Batteries in and framing in place Note, sides also filled with blocks of Kingspan insulation to make a sealed compartment.

4th layer, sheet of 2mm ultra lightweight compressible foam to seal gaps between edges and top sheet of thermo insulation, and to provide electrical insulation between silvered side of thermo insulation and cells. Well you never know, a loose wire can occur!

Battery box completion5th layer, another sheet of 25mm Kingspan silvered insulation.

6th layer, a sheet of 12mm plywood to provide load flooring, bolted through layers to vehicle metal body.

7th layer, Carpet! Not yet fitted as you see.

I was happy to sacrifice some load space to allow the secure and insulated fitting of the most expensive item, the battery pack!

The under cell mains powered heating is thermostat controlled, and shuts off when cells reach 25C.

I have left provision for forced air ventilation through cells if required, but I will monitor pack temp and see if I actually need to fit this!

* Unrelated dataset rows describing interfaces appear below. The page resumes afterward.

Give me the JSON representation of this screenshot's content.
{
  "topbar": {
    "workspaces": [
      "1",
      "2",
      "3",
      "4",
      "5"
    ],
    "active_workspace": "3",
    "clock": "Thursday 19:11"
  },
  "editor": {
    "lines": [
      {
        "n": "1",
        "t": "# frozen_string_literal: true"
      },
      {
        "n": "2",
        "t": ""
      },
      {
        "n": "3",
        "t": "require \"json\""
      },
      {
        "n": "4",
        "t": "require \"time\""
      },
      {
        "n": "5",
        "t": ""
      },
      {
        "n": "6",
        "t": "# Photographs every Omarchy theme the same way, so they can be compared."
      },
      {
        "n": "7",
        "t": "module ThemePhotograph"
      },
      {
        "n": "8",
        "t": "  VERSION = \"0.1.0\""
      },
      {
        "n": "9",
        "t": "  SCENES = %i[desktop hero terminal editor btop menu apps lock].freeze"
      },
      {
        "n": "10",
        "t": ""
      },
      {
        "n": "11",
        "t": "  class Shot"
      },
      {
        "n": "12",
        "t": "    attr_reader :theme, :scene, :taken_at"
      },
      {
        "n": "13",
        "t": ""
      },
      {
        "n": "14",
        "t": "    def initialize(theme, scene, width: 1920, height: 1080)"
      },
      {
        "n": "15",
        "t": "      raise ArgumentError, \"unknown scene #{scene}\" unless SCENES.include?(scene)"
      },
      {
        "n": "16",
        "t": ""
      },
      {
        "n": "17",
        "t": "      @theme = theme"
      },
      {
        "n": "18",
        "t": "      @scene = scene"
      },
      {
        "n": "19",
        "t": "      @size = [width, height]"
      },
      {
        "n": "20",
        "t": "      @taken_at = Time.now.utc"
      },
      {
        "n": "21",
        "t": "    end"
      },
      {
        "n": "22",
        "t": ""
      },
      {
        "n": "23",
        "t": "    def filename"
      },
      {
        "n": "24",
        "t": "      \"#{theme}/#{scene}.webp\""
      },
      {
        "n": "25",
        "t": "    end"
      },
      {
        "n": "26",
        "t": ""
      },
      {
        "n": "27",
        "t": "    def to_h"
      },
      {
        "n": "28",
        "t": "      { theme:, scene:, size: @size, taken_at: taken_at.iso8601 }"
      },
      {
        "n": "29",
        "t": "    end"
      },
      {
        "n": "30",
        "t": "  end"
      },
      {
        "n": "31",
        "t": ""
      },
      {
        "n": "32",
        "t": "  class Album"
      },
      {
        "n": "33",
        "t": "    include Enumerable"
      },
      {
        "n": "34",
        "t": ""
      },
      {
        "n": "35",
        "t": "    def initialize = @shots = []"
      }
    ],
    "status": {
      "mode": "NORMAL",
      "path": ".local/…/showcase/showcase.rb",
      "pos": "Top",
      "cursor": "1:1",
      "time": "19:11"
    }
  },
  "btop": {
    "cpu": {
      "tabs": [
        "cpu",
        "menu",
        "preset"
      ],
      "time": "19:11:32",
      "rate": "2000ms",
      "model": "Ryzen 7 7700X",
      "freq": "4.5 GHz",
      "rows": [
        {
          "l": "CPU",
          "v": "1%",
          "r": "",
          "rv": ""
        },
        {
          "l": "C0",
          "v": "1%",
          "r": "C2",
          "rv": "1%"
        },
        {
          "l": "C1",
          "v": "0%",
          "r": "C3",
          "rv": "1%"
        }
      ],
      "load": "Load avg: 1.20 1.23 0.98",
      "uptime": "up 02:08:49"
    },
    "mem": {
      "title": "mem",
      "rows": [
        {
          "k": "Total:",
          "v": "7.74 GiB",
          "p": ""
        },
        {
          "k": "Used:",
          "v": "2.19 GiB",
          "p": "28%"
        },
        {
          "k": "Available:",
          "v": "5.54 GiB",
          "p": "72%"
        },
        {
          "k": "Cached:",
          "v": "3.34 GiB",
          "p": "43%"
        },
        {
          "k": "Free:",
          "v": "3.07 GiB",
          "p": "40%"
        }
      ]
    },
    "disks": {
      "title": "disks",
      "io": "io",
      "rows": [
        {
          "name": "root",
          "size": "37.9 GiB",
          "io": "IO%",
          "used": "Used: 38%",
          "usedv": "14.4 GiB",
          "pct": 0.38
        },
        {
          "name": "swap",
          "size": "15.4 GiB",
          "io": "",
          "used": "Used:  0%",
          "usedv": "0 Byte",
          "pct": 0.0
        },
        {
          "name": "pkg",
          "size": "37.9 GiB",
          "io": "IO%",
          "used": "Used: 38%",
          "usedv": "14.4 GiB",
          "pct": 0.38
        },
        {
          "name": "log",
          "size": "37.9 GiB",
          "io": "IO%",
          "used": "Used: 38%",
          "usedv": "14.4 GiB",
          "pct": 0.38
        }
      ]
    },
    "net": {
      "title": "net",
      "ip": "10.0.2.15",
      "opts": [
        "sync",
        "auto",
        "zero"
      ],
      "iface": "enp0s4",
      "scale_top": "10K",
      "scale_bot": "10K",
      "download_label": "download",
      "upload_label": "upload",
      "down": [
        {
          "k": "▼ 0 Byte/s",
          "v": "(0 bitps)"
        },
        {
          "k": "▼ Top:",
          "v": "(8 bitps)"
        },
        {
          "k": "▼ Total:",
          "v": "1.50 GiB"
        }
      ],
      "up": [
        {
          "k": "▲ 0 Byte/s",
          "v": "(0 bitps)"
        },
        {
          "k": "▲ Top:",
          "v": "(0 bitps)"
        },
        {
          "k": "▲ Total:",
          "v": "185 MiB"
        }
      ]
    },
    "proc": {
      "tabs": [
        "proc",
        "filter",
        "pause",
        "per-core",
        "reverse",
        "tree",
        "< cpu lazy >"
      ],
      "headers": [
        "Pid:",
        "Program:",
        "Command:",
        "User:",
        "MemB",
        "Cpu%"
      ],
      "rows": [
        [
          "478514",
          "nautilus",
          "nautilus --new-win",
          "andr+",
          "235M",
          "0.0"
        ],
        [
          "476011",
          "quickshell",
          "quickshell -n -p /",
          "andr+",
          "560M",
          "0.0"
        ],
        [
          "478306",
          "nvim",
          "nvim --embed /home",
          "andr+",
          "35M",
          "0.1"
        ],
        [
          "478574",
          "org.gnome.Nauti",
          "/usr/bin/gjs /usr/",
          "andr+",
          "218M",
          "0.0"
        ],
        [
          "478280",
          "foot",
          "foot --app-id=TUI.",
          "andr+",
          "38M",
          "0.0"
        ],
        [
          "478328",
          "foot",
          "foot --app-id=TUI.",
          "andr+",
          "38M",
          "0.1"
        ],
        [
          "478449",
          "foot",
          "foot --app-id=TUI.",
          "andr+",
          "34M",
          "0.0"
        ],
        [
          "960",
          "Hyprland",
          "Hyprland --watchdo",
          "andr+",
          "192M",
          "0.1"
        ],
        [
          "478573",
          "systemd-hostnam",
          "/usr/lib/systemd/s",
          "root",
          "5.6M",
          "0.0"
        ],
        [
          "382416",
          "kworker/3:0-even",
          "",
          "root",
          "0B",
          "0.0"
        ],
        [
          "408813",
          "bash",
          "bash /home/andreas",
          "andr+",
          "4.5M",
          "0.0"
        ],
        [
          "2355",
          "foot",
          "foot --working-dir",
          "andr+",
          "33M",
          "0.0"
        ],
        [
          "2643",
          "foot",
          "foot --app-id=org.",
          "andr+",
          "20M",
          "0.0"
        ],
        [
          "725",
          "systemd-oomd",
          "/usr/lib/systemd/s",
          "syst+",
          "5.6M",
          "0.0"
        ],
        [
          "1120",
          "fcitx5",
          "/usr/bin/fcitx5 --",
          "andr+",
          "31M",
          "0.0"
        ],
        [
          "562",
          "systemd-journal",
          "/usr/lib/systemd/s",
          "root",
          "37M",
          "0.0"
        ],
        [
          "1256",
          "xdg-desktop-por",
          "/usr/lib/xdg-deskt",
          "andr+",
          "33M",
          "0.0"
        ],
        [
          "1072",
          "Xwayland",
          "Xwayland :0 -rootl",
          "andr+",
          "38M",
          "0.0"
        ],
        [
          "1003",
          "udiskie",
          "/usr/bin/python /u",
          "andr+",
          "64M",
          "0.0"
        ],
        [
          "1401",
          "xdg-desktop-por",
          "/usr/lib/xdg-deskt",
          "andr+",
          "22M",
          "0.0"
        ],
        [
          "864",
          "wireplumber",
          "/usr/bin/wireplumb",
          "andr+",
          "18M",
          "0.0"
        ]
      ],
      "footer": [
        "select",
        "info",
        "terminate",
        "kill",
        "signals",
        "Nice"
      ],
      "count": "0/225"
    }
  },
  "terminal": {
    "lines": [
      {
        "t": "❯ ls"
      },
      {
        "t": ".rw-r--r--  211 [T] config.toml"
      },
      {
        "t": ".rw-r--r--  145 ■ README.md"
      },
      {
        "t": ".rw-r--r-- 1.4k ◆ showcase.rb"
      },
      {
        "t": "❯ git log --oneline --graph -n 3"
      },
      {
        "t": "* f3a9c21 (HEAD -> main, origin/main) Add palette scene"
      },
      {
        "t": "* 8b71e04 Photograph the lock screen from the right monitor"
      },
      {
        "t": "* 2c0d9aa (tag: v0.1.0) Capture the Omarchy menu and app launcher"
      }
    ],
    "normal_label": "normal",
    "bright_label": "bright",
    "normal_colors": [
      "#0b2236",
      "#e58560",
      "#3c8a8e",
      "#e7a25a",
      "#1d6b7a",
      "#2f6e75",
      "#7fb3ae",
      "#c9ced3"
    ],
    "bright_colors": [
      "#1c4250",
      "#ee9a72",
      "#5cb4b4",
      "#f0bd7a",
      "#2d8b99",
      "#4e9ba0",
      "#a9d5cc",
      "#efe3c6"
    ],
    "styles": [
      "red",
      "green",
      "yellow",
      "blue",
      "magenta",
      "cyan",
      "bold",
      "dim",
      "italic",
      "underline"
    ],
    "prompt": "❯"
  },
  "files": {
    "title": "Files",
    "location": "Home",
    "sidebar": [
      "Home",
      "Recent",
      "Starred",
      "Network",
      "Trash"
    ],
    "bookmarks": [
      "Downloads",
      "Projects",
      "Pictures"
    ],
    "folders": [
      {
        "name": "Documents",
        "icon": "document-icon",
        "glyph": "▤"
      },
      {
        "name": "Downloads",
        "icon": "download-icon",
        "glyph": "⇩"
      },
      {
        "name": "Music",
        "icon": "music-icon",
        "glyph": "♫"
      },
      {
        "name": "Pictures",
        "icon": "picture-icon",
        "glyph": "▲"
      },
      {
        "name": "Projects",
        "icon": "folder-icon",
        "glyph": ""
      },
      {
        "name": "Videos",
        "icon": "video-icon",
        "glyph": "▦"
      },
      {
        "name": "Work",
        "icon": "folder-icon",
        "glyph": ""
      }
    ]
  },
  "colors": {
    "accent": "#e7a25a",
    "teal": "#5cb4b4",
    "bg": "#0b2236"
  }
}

The ambient temp is quite low here in Northern England, I don’t envisage overheating will be a major problem.

Pete's Mounted Controller

The underseat electronics compartment is coming along well. It’s still wires all over the place at the moment, but I’m pretty pleased with progress.

Motor mounted with shaft

The AC motor is now in situ underneath the vehicle on a very secure mild steel mounting as you can see.

My ETA of 01/04/06 looks quite acheivable at present.

I will update my website when it’s finally done.


Peter Perkins.

Chilly in the UK!

A few links for interest:

Comments 6
  1. — Rameshwar Fugare    Nov 15, 2006 03:27 AM    #

    Dear Sir,
    I am botany student and currently working in an NGO based at Pune-India. I am so worried about incrase in pollution level all over the world. If we want to decrease it their is only way that is to use lots of solar energy. As i am leaving in Pune & is one in using two wheeler. So that Pune is globble polluted city in the world. I want change this using solar, but How?
    Pls help me.

  2. — James May    Nov 15, 2006 18:12 PM    #

    Hi Ram

    How about starting with an electric scooter Once you get used to this you could think about charging it with a solar PV panels where you live/. In the meantime you can charge it from the mains electricity and be pretty sure that you are reducing pollution over an equivalent petrol scooter

  3. — Michael    Nov 20, 2006 13:01 PM    #

    On the previous page you said,” No perpetual energy in the UK either”. I am wondering did you mean that this is illegal or just uanavailable. There is an interesting documentry on the same subject called “Free Energy the Race toZero Point” You can watch it on Google videos at http://video.google.com/videoplay?docid=-8943205214784769158&q=free+energy+the+race+to+zero+point&hl=en it is two hours long but worth it.

  4. — FRED BROWN    May 30, 2008 23:00 PM    #

    You must have power brakes to stop all that weight. where can I find a vacuum pump to help me stop my 2900lb Ev?

  5. — Lamberto    Jun 19, 2008 14:23 PM    #

    Hello, nice job! I have a question, what are the advantages of an A/C motor vs a DC motor? Thanks! Lamberto

  6. — krunal shah    Apr 24, 2009 02:23 AM    #

    sir, i m final year syudent of b.e. mechanical & we have builted solar electric vehicle in our project & it will run on 30 to 40 km/hr. sir pls help us how to write our project report. Project report contains abstract, introduction , system used in sev, specification of component, detail description of each component.